Okay, say you have this "friend." And that "friend" is just insistent about not trying any drinks made with a particular spirit. They’re bound to say “I just don’t like drinks with gin” or whiskey, etc. Perhaps they had one bad experience when they were 17—when they shouldn’t have been drinking—and have never dared to revisit that particular spirit since. Well, I’m here to help.
I’ve never been any good at jigsaw puzzles. Too impatient or to right-brained to try and visualize how the pieces fit together. Still, I have a lot of respect for people who can take a bunch of parts and make a sum that’s something special.
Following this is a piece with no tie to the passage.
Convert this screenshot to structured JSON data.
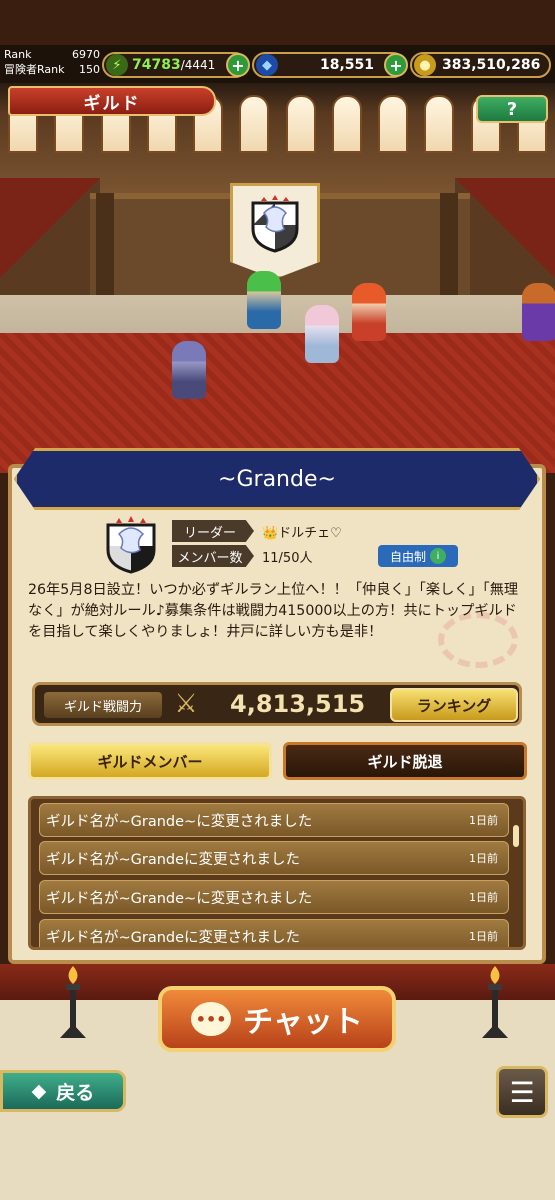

That goes double for winemakers who build layers of depth and complexity through blending. Even straight-up varietals benefit from a little bit of this and a splash of that.
Every time summer nears its end in Seattle I think, How did the endless days of sun fade so quickly? Wasn’t it just light at eleven o’clock at night a few days ago? And now you’re telling me that fall is about to start, and soon winter will be here, with its dreary days of gray?
It was billed as a mini Lamb Jam, but there were some MAJOR flavor going on at last weekend’s American Lamb Throwdown in Ballard between the chefs at Staple & Fancy, Bastille Café and Bar and butcher extraordinaire Russ Flint from Rain Shadow Meats.
A friend wanted to take her out-of-town significant other out for barbecue in Seattle and asked me to make a rib recommendation. Sorry, no can do. Oh, I’ve tried to find some good bones to gnaw on, but have so far come up empty.
Yes, I realize that makes me sound like a smoked meat snob, but I don’t care. Three years of living in Memphis spoiled me.
First off, none of these drinks are for children. These are for parents who may have had a little too much of the back-to-school bustle or for those who might be a bit sad about the kids leaving the nest. They also fit the bill for those who miss the experience of going back to school and who want to have a little nostalgic moment for those scholastic days in the past. The first three are to make at home, the last two to have out and about.
Rione XIII is now open. At least that’s what I read on Facebook.
Ethan Stowell’s latest – named for a neighborhood in Rome the well-traveled chef is particularly smitten with – might still have a hoop or two to jump through as far as final inspections go, but it was a busy weekend at this gorgeous-looking new space.
Talk about red hot! The whites and pinks were huge hits at the Auction of Washington Wine Picnic on Thursday evening at Chateau Ste. Michelle. One clever winemaker – Ambassador Vineyard – won over the crowd of well-dressed ladies and gents by handing out fans along with sips of their new winery’s 2009 Estate Syrah. (Which is already sold out, darn it!)
The much-anticipated craft cocktail bar Essex has finally opened its doors, and I (and anyone who desires more great cocktail options) couldn’t be happier.
For those who don’t know, Essex sits right next to Ballard’s supreme pizza parlor, Delancey, and is owned by the same folks: Brandon Petit and Molly Wizenberg.
Essex is not an expansive space, but is remarkably well-planned, with barstools cuddled up to the L-shaped bar and a row of marble-topped tables available comfortably across the aisle.
Sambar is back from the brink!
The beloved cocktail oasis behind the now-defunct Le Gourmand will remain open until the end of September, chef-owner Bruce Natafly told fans in a mass e-mail blast earlier this week.
“Sara and I are keeping SAMBAR open through the summer, and we are at the stove cooking the food ourselves! SAMBAR will close Saturday, September 29, so there is not much time left to come and enjoy the wonderful cocktails, food and the most beautiful garden in which to spend a summer evening,” Bruce wrote.
Food-thusiasts everywhere are celebrating Julia Child’s 100th birthday today (Aug.15) with French Chef viewing marathons, a video remix guaranteed to make you grin and all sorts of lavish tribute dinners around the globe.
I’m going to mark the centennial by wolfing down a burger at Brave Horse Tavern.
Pop quiz: Which came first, the still-going-strong Northwest handcrafted beer movement or Latona Pub?
That might be a chicken-or-the-egg kind of conundrum, but it’s safe to say Latona near Green Lake helped create legions of microbrew fans since it first opened under current ownership 25 years ago. (The watering hole's history dates back much further, to the Prohibition era. Oh, if only those bar stools could talk, the tales they'd tell!)
When new things happen in Ballard, they usually get done well, but they don't often get done big. Kickin' Boot Whiskey Kitchen, the new concept from the boys behind Matador, makes its presence known from the get-go in a big way: a large neon cowboy boot giddy-upping off the side of a former mill house that looms large over the Ship Canal.